§ Given information:
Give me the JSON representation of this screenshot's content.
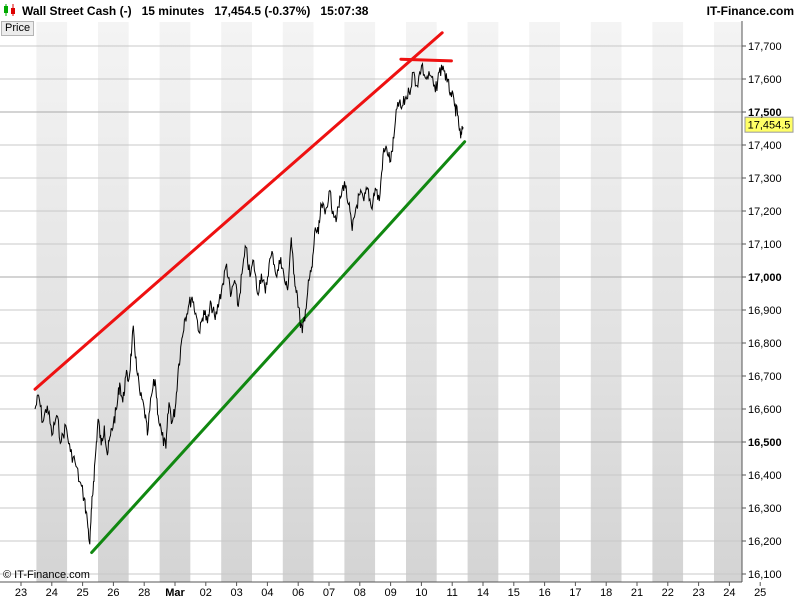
{
  "header": {
    "instrument": "Wall Street Cash (-)",
    "timeframe": "15 minutes",
    "last_change": "17,454.5 (-0.37%)",
    "time": "15:07:38",
    "brand": "IT-Finance.com"
  },
  "panel_label": "Price",
  "copyright": "© IT-Finance.com",
  "last_price_label": "17,454.5",
  "colors": {
    "price_line": "#000000",
    "resistance": "#ee1111",
    "support": "#118811",
    "band_a": "#ffffff",
    "band_b": "#d4d4d4",
    "grid": "#c8c8c8"
  },
  "chart_data": {
    "type": "line",
    "title": "Wall Street Cash (-)",
    "ylim": [
      16100,
      17750
    ],
    "y_ticks": [
      {
        "value": 16100,
        "label": "16,100",
        "bold": false
      },
      {
        "value": 16200,
        "label": "16,200",
        "bold": false
      },
      {
        "value": 16300,
        "label": "16,300",
        "bold": false
      },
      {
        "value": 16400,
        "label": "16,400",
        "bold": false
      },
      {
        "value": 16500,
        "label": "16,500",
        "bold": true
      },
      {
        "value": 16600,
        "label": "16,600",
        "bold": false
      },
      {
        "value": 16700,
        "label": "16,700",
        "bold": false
      },
      {
        "value": 16800,
        "label": "16,800",
        "bold": false
      },
      {
        "value": 16900,
        "label": "16,900",
        "bold": false
      },
      {
        "value": 17000,
        "label": "17,000",
        "bold": true
      },
      {
        "value": 17100,
        "label": "17,100",
        "bold": false
      },
      {
        "value": 17200,
        "label": "17,200",
        "bold": false
      },
      {
        "value": 17300,
        "label": "17,300",
        "bold": false
      },
      {
        "value": 17400,
        "label": "17,400",
        "bold": false
      },
      {
        "value": 17500,
        "label": "17,500",
        "bold": true
      },
      {
        "value": 17600,
        "label": "17,600",
        "bold": false
      },
      {
        "value": 17700,
        "label": "17,700",
        "bold": false
      }
    ],
    "x_ticks": [
      {
        "index": 0,
        "label": "23",
        "bold": false
      },
      {
        "index": 1,
        "label": "24",
        "bold": false
      },
      {
        "index": 2,
        "label": "25",
        "bold": false
      },
      {
        "index": 3,
        "label": "26",
        "bold": false
      },
      {
        "index": 4,
        "label": "28",
        "bold": false
      },
      {
        "index": 5,
        "label": "Mar",
        "bold": true
      },
      {
        "index": 6,
        "label": "02",
        "bold": false
      },
      {
        "index": 7,
        "label": "03",
        "bold": false
      },
      {
        "index": 8,
        "label": "04",
        "bold": false
      },
      {
        "index": 9,
        "label": "06",
        "bold": false
      },
      {
        "index": 10,
        "label": "07",
        "bold": false
      },
      {
        "index": 11,
        "label": "08",
        "bold": false
      },
      {
        "index": 12,
        "label": "09",
        "bold": false
      },
      {
        "index": 13,
        "label": "10",
        "bold": false
      },
      {
        "index": 14,
        "label": "11",
        "bold": false
      },
      {
        "index": 15,
        "label": "14",
        "bold": false
      },
      {
        "index": 16,
        "label": "15",
        "bold": false
      },
      {
        "index": 17,
        "label": "16",
        "bold": false
      },
      {
        "index": 18,
        "label": "17",
        "bold": false
      },
      {
        "index": 19,
        "label": "18",
        "bold": false
      },
      {
        "index": 20,
        "label": "21",
        "bold": false
      },
      {
        "index": 21,
        "label": "22",
        "bold": false
      },
      {
        "index": 22,
        "label": "23",
        "bold": false
      },
      {
        "index": 23,
        "label": "24",
        "bold": false
      },
      {
        "index": 24,
        "label": "25",
        "bold": false
      }
    ],
    "series": [
      {
        "values": [
          [
            0.0,
            16600
          ],
          [
            0.12,
            16640
          ],
          [
            0.25,
            16560
          ],
          [
            0.4,
            16610
          ],
          [
            0.55,
            16520
          ],
          [
            0.7,
            16580
          ],
          [
            0.85,
            16500
          ],
          [
            1.0,
            16550
          ],
          [
            1.15,
            16470
          ],
          [
            1.3,
            16440
          ],
          [
            1.45,
            16380
          ],
          [
            1.6,
            16330
          ],
          [
            1.7,
            16260
          ],
          [
            1.78,
            16190
          ],
          [
            1.84,
            16300
          ],
          [
            1.9,
            16380
          ],
          [
            1.98,
            16480
          ],
          [
            2.05,
            16570
          ],
          [
            2.15,
            16490
          ],
          [
            2.25,
            16550
          ],
          [
            2.35,
            16460
          ],
          [
            2.45,
            16520
          ],
          [
            2.55,
            16560
          ],
          [
            2.65,
            16600
          ],
          [
            2.75,
            16680
          ],
          [
            2.85,
            16620
          ],
          [
            2.95,
            16700
          ],
          [
            3.05,
            16690
          ],
          [
            3.15,
            16800
          ],
          [
            3.2,
            16840
          ],
          [
            3.3,
            16720
          ],
          [
            3.42,
            16640
          ],
          [
            3.55,
            16600
          ],
          [
            3.65,
            16520
          ],
          [
            3.78,
            16640
          ],
          [
            3.9,
            16690
          ],
          [
            4.0,
            16580
          ],
          [
            4.12,
            16520
          ],
          [
            4.25,
            16480
          ],
          [
            4.35,
            16620
          ],
          [
            4.45,
            16560
          ],
          [
            4.55,
            16600
          ],
          [
            4.65,
            16720
          ],
          [
            4.75,
            16800
          ],
          [
            4.85,
            16870
          ],
          [
            4.98,
            16910
          ],
          [
            5.1,
            16940
          ],
          [
            5.22,
            16890
          ],
          [
            5.35,
            16830
          ],
          [
            5.48,
            16900
          ],
          [
            5.6,
            16860
          ],
          [
            5.72,
            16920
          ],
          [
            5.85,
            16870
          ],
          [
            5.98,
            16930
          ],
          [
            6.1,
            16980
          ],
          [
            6.22,
            17040
          ],
          [
            6.35,
            16940
          ],
          [
            6.48,
            16990
          ],
          [
            6.6,
            16910
          ],
          [
            6.72,
            17010
          ],
          [
            6.85,
            17090
          ],
          [
            6.98,
            17000
          ],
          [
            7.1,
            17050
          ],
          [
            7.22,
            16950
          ],
          [
            7.35,
            17010
          ],
          [
            7.48,
            16950
          ],
          [
            7.6,
            17040
          ],
          [
            7.72,
            17070
          ],
          [
            7.85,
            17000
          ],
          [
            7.98,
            17060
          ],
          [
            8.1,
            16990
          ],
          [
            8.2,
            16960
          ],
          [
            8.32,
            17120
          ],
          [
            8.4,
            17010
          ],
          [
            8.5,
            16960
          ],
          [
            8.6,
            16870
          ],
          [
            8.68,
            16830
          ],
          [
            8.78,
            16900
          ],
          [
            8.9,
            16990
          ],
          [
            9.0,
            17030
          ],
          [
            9.1,
            17150
          ],
          [
            9.2,
            17130
          ],
          [
            9.3,
            17220
          ],
          [
            9.42,
            17190
          ],
          [
            9.55,
            17260
          ],
          [
            9.68,
            17200
          ],
          [
            9.8,
            17180
          ],
          [
            9.92,
            17240
          ],
          [
            10.05,
            17290
          ],
          [
            10.18,
            17220
          ],
          [
            10.3,
            17140
          ],
          [
            10.42,
            17210
          ],
          [
            10.55,
            17250
          ],
          [
            10.68,
            17230
          ],
          [
            10.8,
            17270
          ],
          [
            10.92,
            17210
          ],
          [
            11.05,
            17270
          ],
          [
            11.18,
            17230
          ],
          [
            11.3,
            17370
          ],
          [
            11.42,
            17390
          ],
          [
            11.55,
            17350
          ],
          [
            11.65,
            17420
          ],
          [
            11.78,
            17530
          ],
          [
            11.9,
            17510
          ],
          [
            12.02,
            17540
          ],
          [
            12.15,
            17560
          ],
          [
            12.28,
            17620
          ],
          [
            12.4,
            17580
          ],
          [
            12.55,
            17640
          ],
          [
            12.7,
            17600
          ],
          [
            12.85,
            17610
          ],
          [
            13.0,
            17560
          ],
          [
            13.12,
            17620
          ],
          [
            13.25,
            17640
          ],
          [
            13.38,
            17590
          ],
          [
            13.5,
            17560
          ],
          [
            13.62,
            17520
          ],
          [
            13.72,
            17490
          ],
          [
            13.82,
            17420
          ],
          [
            13.9,
            17454
          ]
        ]
      }
    ],
    "trendlines": [
      {
        "name": "resistance",
        "from": [
          0.0,
          16660
        ],
        "to": [
          13.22,
          17740
        ]
      },
      {
        "name": "resistance-top",
        "from": [
          11.88,
          17660
        ],
        "to": [
          13.52,
          17655
        ]
      },
      {
        "name": "support",
        "from": [
          1.84,
          16165
        ],
        "to": [
          13.95,
          17410
        ]
      }
    ]
  }
}
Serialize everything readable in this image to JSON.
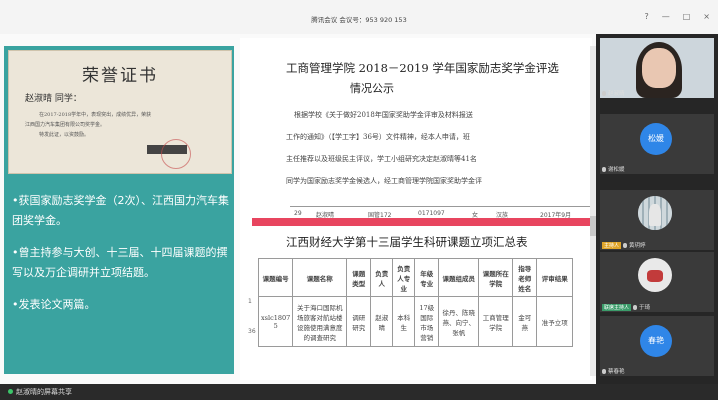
{
  "topbar": {
    "meeting_id": "腾讯会议 会议号：953 920 153",
    "controls": [
      "?",
      "—",
      "□",
      "×"
    ]
  },
  "slide": {
    "certificate": {
      "title": "荣誉证书",
      "recipient": "赵淑晴  同学：",
      "lines": [
        "在2017-2018学年中，表现突出，成绩优异，荣获",
        "江西国力汽车集团有限公司奖学金。",
        "特发此证，以资鼓励。"
      ]
    },
    "bullets": [
      "•获国家励志奖学金（2次）、江西国力汽车集团奖学金。",
      "•曾主持参与大创、十三届、十四届课题的撰写以及万企调研并立项结题。",
      "•发表论文两篇。"
    ]
  },
  "document": {
    "title_line1": "工商管理学院 2018－2019 学年国家励志奖学金评选",
    "title_line2": "情况公示",
    "paragraph": [
      "根据学校《关于做好2018年国家奖助学金评审及材料报送",
      "工作的通知》（【学工字】36号）文件精神，经本人申请，班",
      "主任推荐以及班级民主评议，学工小组研究决定赵淑晴等41名",
      "同学为国家励志奖学金候选人，经工商管理学院国家奖助学金评"
    ],
    "data_row": [
      "29",
      "赵淑晴",
      "国管172",
      "0171097",
      "女",
      "汉族",
      "2017年9月"
    ],
    "table_title": "江西财经大学第十三届学生科研课题立项汇总表",
    "table_headers": [
      "课题编号",
      "课题名称",
      "课题类型",
      "负责人",
      "负责人专业",
      "年级专业",
      "课题组成员",
      "课题所在学院",
      "指导老师姓名",
      "评审结果"
    ],
    "table_row": [
      "xslc1807 5",
      "关于海口国际机场旅客对航站楼设施使用满意度的调查研究",
      "调研研究",
      "赵淑晴",
      "本科生",
      "17级国际市场营销",
      "徐丹、陈晓燕、向宁、张帆",
      "工商管理学院",
      "金可燕",
      "准予立项"
    ],
    "row_numbers": [
      "1",
      "36"
    ]
  },
  "sharebar": {
    "text": "赵淑晴的屏幕共享"
  },
  "participants": [
    {
      "name": "赵淑晴",
      "type": "video"
    },
    {
      "name": "谢松媛",
      "avatar_text": "松媛",
      "color": "#2f86e8"
    },
    {
      "name": "黄玥婷",
      "tag": "主持人",
      "type": "photo"
    },
    {
      "name": "于琦",
      "tag": "联席主持人",
      "type": "photo2"
    },
    {
      "name": "蔡春艳",
      "avatar_text": "春艳",
      "color": "#2f86e8"
    }
  ]
}
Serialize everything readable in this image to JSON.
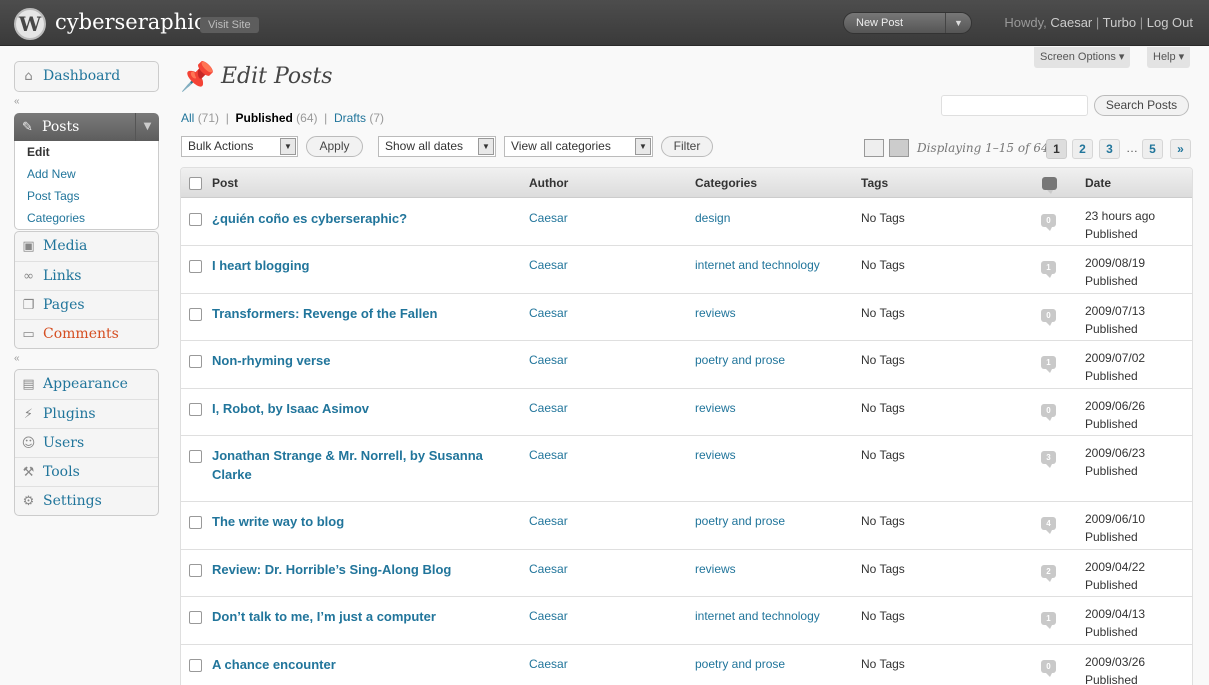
{
  "header": {
    "site_title": "cyberseraphic",
    "visit_site": "Visit Site",
    "new_post": "New Post",
    "howdy": "Howdy,",
    "user": "Caesar",
    "turbo": "Turbo",
    "logout": "Log Out"
  },
  "screen_options": "Screen Options ▾",
  "help": "Help ▾",
  "sidebar": {
    "dashboard": "Dashboard",
    "posts": "Posts",
    "posts_sub": [
      "Edit",
      "Add New",
      "Post Tags",
      "Categories"
    ],
    "group2": [
      "Media",
      "Links",
      "Pages",
      "Comments"
    ],
    "group3": [
      "Appearance",
      "Plugins",
      "Users",
      "Tools",
      "Settings"
    ]
  },
  "main": {
    "title": "Edit Posts",
    "filters": {
      "all": "All",
      "all_count": "(71)",
      "published": "Published",
      "published_count": "(64)",
      "drafts": "Drafts",
      "drafts_count": "(7)"
    },
    "search_button": "Search Posts",
    "search_value": "",
    "bulk_actions": "Bulk Actions",
    "apply": "Apply",
    "dates": "Show all dates",
    "categories": "View all categories",
    "filter": "Filter",
    "displaying": "Displaying 1–15 of 64",
    "pages": [
      "1",
      "2",
      "3",
      "5",
      "»"
    ],
    "dots": "…"
  },
  "table": {
    "columns": [
      "Post",
      "Author",
      "Categories",
      "Tags",
      "Date"
    ],
    "rows": [
      {
        "title": "¿quién coño es cyberseraphic?",
        "author": "Caesar",
        "category": "design",
        "tags": "No Tags",
        "comments": "0",
        "date": "23 hours ago",
        "status": "Published"
      },
      {
        "title": "I heart blogging",
        "author": "Caesar",
        "category": "internet and technology",
        "tags": "No Tags",
        "comments": "1",
        "date": "2009/08/19",
        "status": "Published"
      },
      {
        "title": "Transformers: Revenge of the Fallen",
        "author": "Caesar",
        "category": "reviews",
        "tags": "No Tags",
        "comments": "0",
        "date": "2009/07/13",
        "status": "Published"
      },
      {
        "title": "Non-rhyming verse",
        "author": "Caesar",
        "category": "poetry and prose",
        "tags": "No Tags",
        "comments": "1",
        "date": "2009/07/02",
        "status": "Published"
      },
      {
        "title": "I, Robot, by Isaac Asimov",
        "author": "Caesar",
        "category": "reviews",
        "tags": "No Tags",
        "comments": "0",
        "date": "2009/06/26",
        "status": "Published"
      },
      {
        "title": "Jonathan Strange & Mr. Norrell, by Susanna Clarke",
        "author": "Caesar",
        "category": "reviews",
        "tags": "No Tags",
        "comments": "3",
        "date": "2009/06/23",
        "status": "Published"
      },
      {
        "title": "The write way to blog",
        "author": "Caesar",
        "category": "poetry and prose",
        "tags": "No Tags",
        "comments": "4",
        "date": "2009/06/10",
        "status": "Published"
      },
      {
        "title": "Review: Dr. Horrible’s Sing-Along Blog",
        "author": "Caesar",
        "category": "reviews",
        "tags": "No Tags",
        "comments": "2",
        "date": "2009/04/22",
        "status": "Published"
      },
      {
        "title": "Don’t talk to me, I’m just a computer",
        "author": "Caesar",
        "category": "internet and technology",
        "tags": "No Tags",
        "comments": "1",
        "date": "2009/04/13",
        "status": "Published"
      },
      {
        "title": "A chance encounter",
        "author": "Caesar",
        "category": "poetry and prose",
        "tags": "No Tags",
        "comments": "0",
        "date": "2009/03/26",
        "status": "Published"
      }
    ]
  }
}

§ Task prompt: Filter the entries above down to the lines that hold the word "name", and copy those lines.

§ Result of the exercise:
        "name": "resistance",
        "name": "resistance-top",
        "name": "support",
      "name": "赵淑晴",
      "name": "谢松媛",
      "name": "黄玥婷",
      "name": "于琦",
      "name": "蔡春艳",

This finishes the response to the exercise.